You may start, in fact, in the winter of 2012, when noted left fielder Josh Hamilton signed a five-year, $125-million contract with the Los Angeles Angels.

In the spring of 2014, just before Hamilton’s second season as an Angel, Desmond, an All-Star shortstop for the Washington Nationals, reportedly rejected a seven-year, $107-million contract extension.

Hamilton played 240 games in an Angels uniform, had some trouble with an old foe, was kicked out of Anaheim by the pitiless owner there, and last summer returned to Texas. For pennies on the remaining dollars, the Rangers would restore their Hambone to left field.

In the same summer, Desmond was suffering through his worst offensive season and additionally committing 27 errors. His time in Washington would end with free agency, but not before turning down a one-year qualifying offer of $15.8 million.
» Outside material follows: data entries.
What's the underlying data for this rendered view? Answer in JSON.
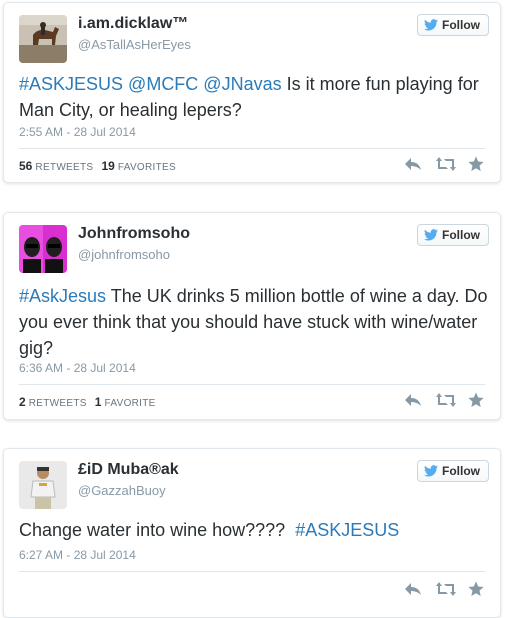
{
  "tweets": [
    {
      "name": "i.am.dicklaw™",
      "handle": "@AsTallAsHerEyes",
      "follow_label": "Follow",
      "text_parts": [
        {
          "t": "#ASKJESUS @MCFC @JNavas",
          "tag": true
        },
        {
          "t": " Is it more fun playing for Man City, or healing lepers?",
          "tag": false
        }
      ],
      "time": "2:55 AM - 28 Jul 2014",
      "retweets_count": "56",
      "retweets_label": "RETWEETS",
      "favorites_count": "19",
      "favorites_label": "FAVORITES"
    },
    {
      "name": "Johnfromsoho",
      "handle": "@johnfromsoho",
      "follow_label": "Follow",
      "text_parts": [
        {
          "t": "#AskJesus",
          "tag": true
        },
        {
          "t": " The UK drinks 5 million bottle of wine a day. Do you ever think that you should have stuck with wine/water gig?",
          "tag": false
        }
      ],
      "time": "6:36 AM - 28 Jul 2014",
      "retweets_count": "2",
      "retweets_label": "RETWEETS",
      "favorites_count": "1",
      "favorites_label": "FAVORITE"
    },
    {
      "name": "£iD Muba®ak",
      "handle": "@GazzahBuoy",
      "follow_label": "Follow",
      "text_parts": [
        {
          "t": "Change water into wine how????  ",
          "tag": false
        },
        {
          "t": "#ASKJESUS",
          "tag": true
        }
      ],
      "time": "6:27 AM - 28 Jul 2014"
    }
  ],
  "icons": {
    "follow": "twitter-bird-icon",
    "reply": "reply-icon",
    "retweet": "retweet-icon",
    "favorite": "star-icon"
  },
  "colors": {
    "link": "#2b7bb9",
    "follow_bird": "#55acee",
    "muted": "#8899a6",
    "action_icon": "#8899a6"
  }
}
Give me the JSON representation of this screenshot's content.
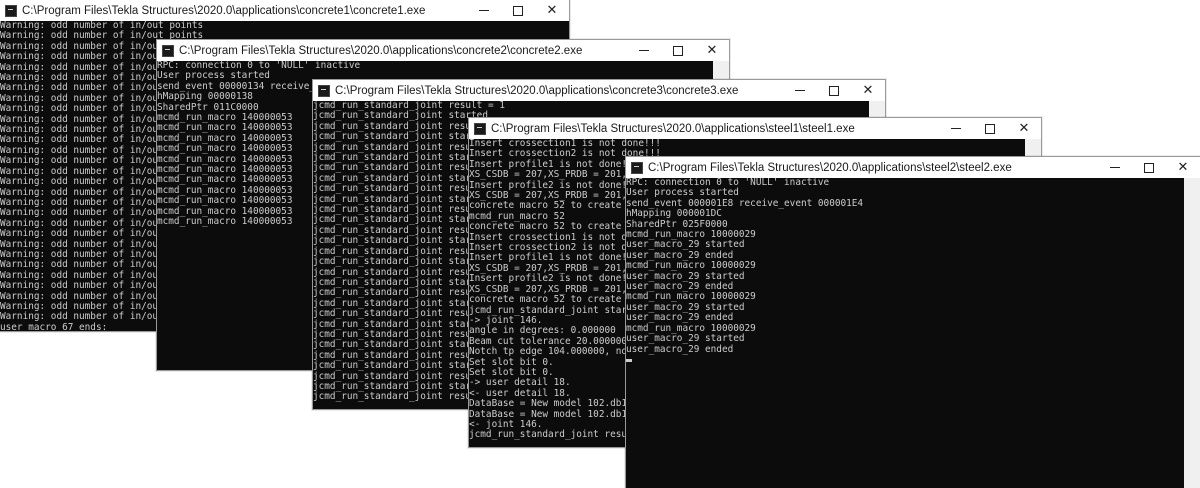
{
  "windows": [
    {
      "id": "concrete1",
      "title": "C:\\Program Files\\Tekla Structures\\2020.0\\applications\\concrete1\\concrete1.exe",
      "lines": [
        "Warning: odd number of in/out points",
        "Warning: odd number of in/out points",
        "Warning: odd number of in/out poi",
        "Warning: odd number of in/out poi",
        "Warning: odd number of in/out poi",
        "Warning: odd number of in/out poi",
        "Warning: odd number of in/out poi",
        "Warning: odd number of in/out poi",
        "Warning: odd number of in/out poi",
        "Warning: odd number of in/out poi",
        "Warning: odd number of in/out poi",
        "Warning: odd number of in/out poi",
        "Warning: odd number of in/out poi",
        "Warning: odd number of in/out poi",
        "Warning: odd number of in/out poi",
        "Warning: odd number of in/out poi",
        "Warning: odd number of in/out poi",
        "Warning: odd number of in/out poi",
        "Warning: odd number of in/out poi",
        "Warning: odd number of in/out poi",
        "Warning: odd number of in/out poi",
        "Warning: odd number of in/out poi",
        "Warning: odd number of in/out poi",
        "Warning: odd number of in/out poi",
        "Warning: odd number of in/out poi",
        "Warning: odd number of in/out poi",
        "Warning: odd number of in/out poi",
        "Warning: odd number of in/out poi",
        "Warning: odd number of in/out poi",
        "user_macro_67 ends:"
      ]
    },
    {
      "id": "concrete2",
      "title": "C:\\Program Files\\Tekla Structures\\2020.0\\applications\\concrete2\\concrete2.exe",
      "lines": [
        "RPC: connection 0 to 'NULL' inactive",
        "User process started",
        "send_event 00000134 receive_event",
        "hMapping 00000138",
        "SharedPtr 011C0000",
        "mcmd_run_macro 140000053",
        "mcmd_run_macro 140000053",
        "mcmd_run_macro 140000053",
        "mcmd_run_macro 140000053",
        "mcmd_run_macro 140000053",
        "mcmd_run_macro 140000053",
        "mcmd_run_macro 140000053",
        "mcmd_run_macro 140000053",
        "mcmd_run_macro 140000053",
        "mcmd_run_macro 140000053",
        "mcmd_run_macro 140000053"
      ]
    },
    {
      "id": "concrete3",
      "title": "C:\\Program Files\\Tekla Structures\\2020.0\\applications\\concrete3\\concrete3.exe",
      "lines": [
        "jcmd_run_standard_joint result = 1",
        "jcmd_run_standard_joint started",
        "jcmd_run_standard_joint result =",
        "jcmd_run_standard_joint started",
        "jcmd_run_standard_joint result =",
        "jcmd_run_standard_joint started",
        "jcmd_run_standard_joint result =",
        "jcmd_run_standard_joint started",
        "jcmd_run_standard_joint result =",
        "jcmd_run_standard_joint started",
        "jcmd_run_standard_joint result =",
        "jcmd_run_standard_joint started",
        "jcmd_run_standard_joint result =",
        "jcmd_run_standard_joint started",
        "jcmd_run_standard_joint result =",
        "jcmd_run_standard_joint started",
        "jcmd_run_standard_joint result =",
        "jcmd_run_standard_joint started",
        "jcmd_run_standard_joint result =",
        "jcmd_run_standard_joint started",
        "jcmd_run_standard_joint result =",
        "jcmd_run_standard_joint started",
        "jcmd_run_standard_joint result =",
        "jcmd_run_standard_joint started",
        "jcmd_run_standard_joint result =",
        "jcmd_run_standard_joint started",
        "jcmd_run_standard_joint result =",
        "jcmd_run_standard_joint started",
        "jcmd_run_standard_joint result ="
      ]
    },
    {
      "id": "steel1",
      "title": "C:\\Program Files\\Tekla Structures\\2020.0\\applications\\steel1\\steel1.exe",
      "lines": [
        "Insert crossection1 is not done!!!",
        "Insert crossection2 is not done!!!",
        "Insert profile1 is not done!!!",
        "XS_CSDB = 207,XS_PRDB = 201,DB_SA",
        "Insert profile2 is not done!!!",
        "XS_CSDB = 207,XS_PRDB = 201,DB_SA",
        "concrete macro 52 to create beam",
        "mcmd_run_macro 52",
        "concrete macro 52 to create beam",
        "Insert crossection1 is not done!!",
        "Insert crossection2 is not done!!",
        "Insert profile1 is not done!!!",
        "XS_CSDB = 207,XS_PRDB = 201,DB_SA",
        "Insert profile2 is not done!!!",
        "XS_CSDB = 207,XS_PRDB = 201,DB_SA",
        "concrete macro 52 to create beam",
        "jcmd_run_standard_joint started",
        "-> joint 146.",
        "angle in degrees: 0.000000",
        "Beam cut tolerance 20.000000, slo",
        "Notch tp edge 104.000000, notch b",
        "Set slot bit 0.",
        "Set slot bit 0.",
        "-> user detail 18.",
        "<- user detail 18.",
        "DataBase = New model 102.db1, Dir",
        "DataBase = New model 102.db1, Dir",
        "<- joint 146.",
        "jcmd_run_standard_joint result = 1"
      ]
    },
    {
      "id": "steel2",
      "title": "C:\\Program Files\\Tekla Structures\\2020.0\\applications\\steel2\\steel2.exe",
      "lines": [
        "RPC: connection 0 to 'NULL' inactive",
        "User process started",
        "send_event 000001E8 receive_event 000001E4",
        "hMapping 000001DC",
        "SharedPtr 025F0000",
        "mcmd_run_macro 10000029",
        "user_macro_29 started",
        "user_macro_29 ended",
        "mcmd_run_macro 10000029",
        "user_macro_29 started",
        "user_macro_29 ended",
        "mcmd_run_macro 10000029",
        "user_macro_29 started",
        "user_macro_29 ended",
        "mcmd_run_macro 10000029",
        "user_macro_29 started",
        "user_macro_29 ended"
      ]
    }
  ],
  "controls": {
    "minimize": "—",
    "maximize": "☐",
    "close": "✕"
  }
}
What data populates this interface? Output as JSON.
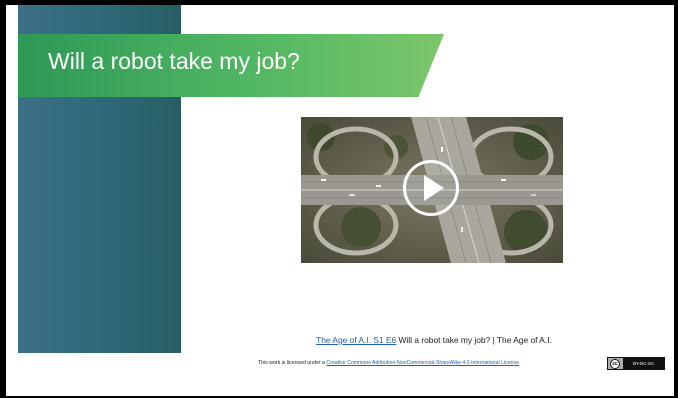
{
  "slide": {
    "title": "Will a robot take my job?",
    "video": {
      "play_icon": "play-icon"
    },
    "caption": {
      "link_text": "The Age of A.I.  S1 E6",
      "rest": " Will a robot take my job? | The Age of A.I."
    },
    "license": {
      "prefix": "This work is licensed under a ",
      "link_text": "Creative Commons Attribution-NonCommercial-ShareAlike 4.0 International License",
      "badge_text": "BY-NC-SA",
      "badge_logo": "cc"
    }
  }
}
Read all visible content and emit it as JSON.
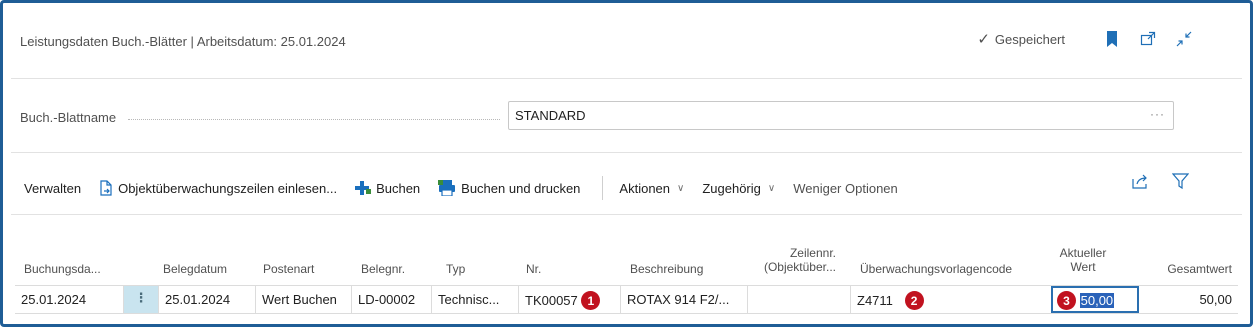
{
  "header": {
    "title": "Leistungsdaten Buch.-Blätter | Arbeitsdatum: 25.01.2024",
    "saved_label": "Gespeichert",
    "icons": [
      "bookmark-icon",
      "open-new-window-icon",
      "collapse-icon"
    ]
  },
  "field": {
    "label": "Buch.-Blattname",
    "value": "STANDARD",
    "more": "···"
  },
  "actions": {
    "manage": "Verwalten",
    "import": "Objektüberwachungszeilen einlesen...",
    "post": "Buchen",
    "post_print": "Buchen und drucken",
    "actions": "Aktionen",
    "related": "Zugehörig",
    "fewer": "Weniger Optionen"
  },
  "table": {
    "headers": {
      "posting_date": "Buchungsda...",
      "document_date": "Belegdatum",
      "entry_type": "Postenart",
      "document_no": "Belegnr.",
      "type": "Typ",
      "no": "Nr.",
      "description": "Beschreibung",
      "line_no_1": "Zeilennr.",
      "line_no_2": "(Objektüber...",
      "template_code": "Überwachungsvorlagencode",
      "current_value_1": "Aktueller",
      "current_value_2": "Wert",
      "total_value": "Gesamtwert"
    },
    "row": {
      "posting_date": "25.01.2024",
      "context_menu": "⋮",
      "document_date": "25.01.2024",
      "entry_type": "Wert Buchen",
      "document_no": "LD-00002",
      "type": "Technisc...",
      "no": "TK00057",
      "description": "ROTAX 914 F2/...",
      "line_no": "",
      "template_code": "Z4711",
      "current_value": "50,00",
      "total_value": "50,00"
    },
    "badges": [
      "1",
      "2",
      "3"
    ]
  },
  "colors": {
    "frame": "#1f5d96",
    "badge": "#c1121f",
    "accent": "#2a62b9",
    "post_icon": "#1a6fbd"
  }
}
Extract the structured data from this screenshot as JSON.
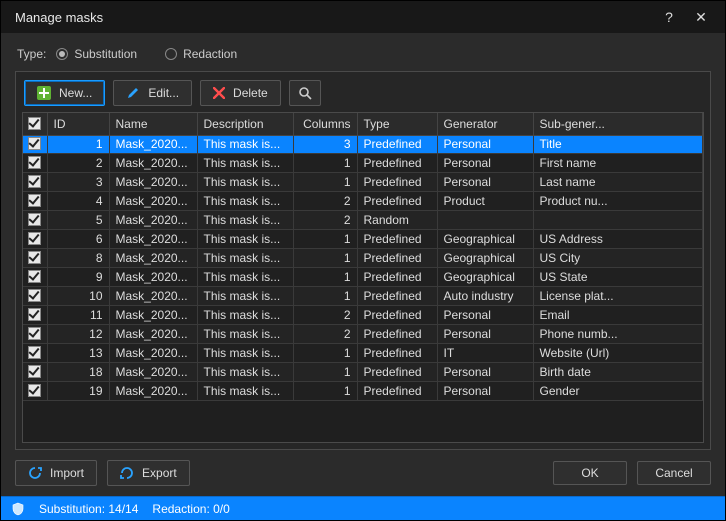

Over a long winter, jobs were filled. The burden of being “a QO guy” worsened. Spring arrived. Players reported to camps across two states. Dexter Fowler signed last week with the Chicago Cubs — $13 million for one year. And Hamilton’s troublesome knee swelled again.

“I was frustrated,” Desmond said, but also, “I have a lot of faith. … I knew I was going to get a job. I believe there is always a good job for a great teammate.”

The Rangers would need an outfielder. Desmond was a shortstop. But, first, he was a ballplayer — big, strong, athletic and willing. They came to agreement Sunday — one year, $8 million. A day later, his name was on the back of a Rangers uniform, if not on the sign over his locker. That read “Texas Rangers,” which was close enough for the time being.

The Rangers made it clear that Elvis Andrus is their shortstop. He is under contract for another seven seasons. That’s a lot of seasons. There would be no competition. Though, most would agree, Desmond has been the better player.

That was all fine by Desmond, who watched from home in Bradenton, Fla. when report dates came and went, and as exhibition games were nearing. He is 30 years old. The game doesn’t give up on talented 30-year-olds quite that quickly. Or heartlessly. Before he signed on with the Rangers, he talked with Banister. He talked with former Rangers shortstop and third baseman Michael Young, a special assistant to Rangers general manager Jon Daniels.

“I was floored he was still out there this time of year,” Young said Monday.

Where this leads when Hamilton returns — he’ll start the season on the disabled list — is a decision for another day. At the moment, the priority is to get Desmond up and running in left field. In seven previous big-league seasons, he played 7 1/3 innings in the outfield, all in right. Beyond that, he played three innings in center field for Triple-A Syracuse in 2009 and five innings in center field for Licey in the Dominican Republic that winter. He had considered changing positions in desperation before, however, a secret he revealed with a smile.

It was 2004, the year he was drafted in the third round by the Montreal Expos. In 55 games at shortstop in the Gulf Coast and New York Penn leagues, Desmond, then 18 years old, made 30 errors.

“Hey,” he said he told his coaches, “put me in the outfield. I can’t take this anymore.”

Their response: “No. You’re a shortstop.”

He came back the next year and made 39 errors (in 127 games.)

Eleven years later, “What I Almost Was” accompanied his move — perhaps temporary, but perhaps not — from the dirt to the grass, from D.C. to Arlington, from familiar to whatever’s coming.

There was little energy to waste on the QO system that appeared to cheat him — “I think it’s clear that something needs to change,” he said and moved on — and more to gather for the work ahead. He seemed a very happy man on Monday. The team should be more than competent. The clubhouse — Adrian Beltre and Prince Fielder reside in not-too-distant lockers to his left — is thick with strong, reliable personalities. Desmond makes another.

“I’m extremely excited,” he said. “I’m extremely grateful, also. … As for swallowing my pride and learning a new position, that’s not going to be a problem.”

It’s still baseball. Sometimes it’s right in front of you, is all. Sometimes it’s on Field 2.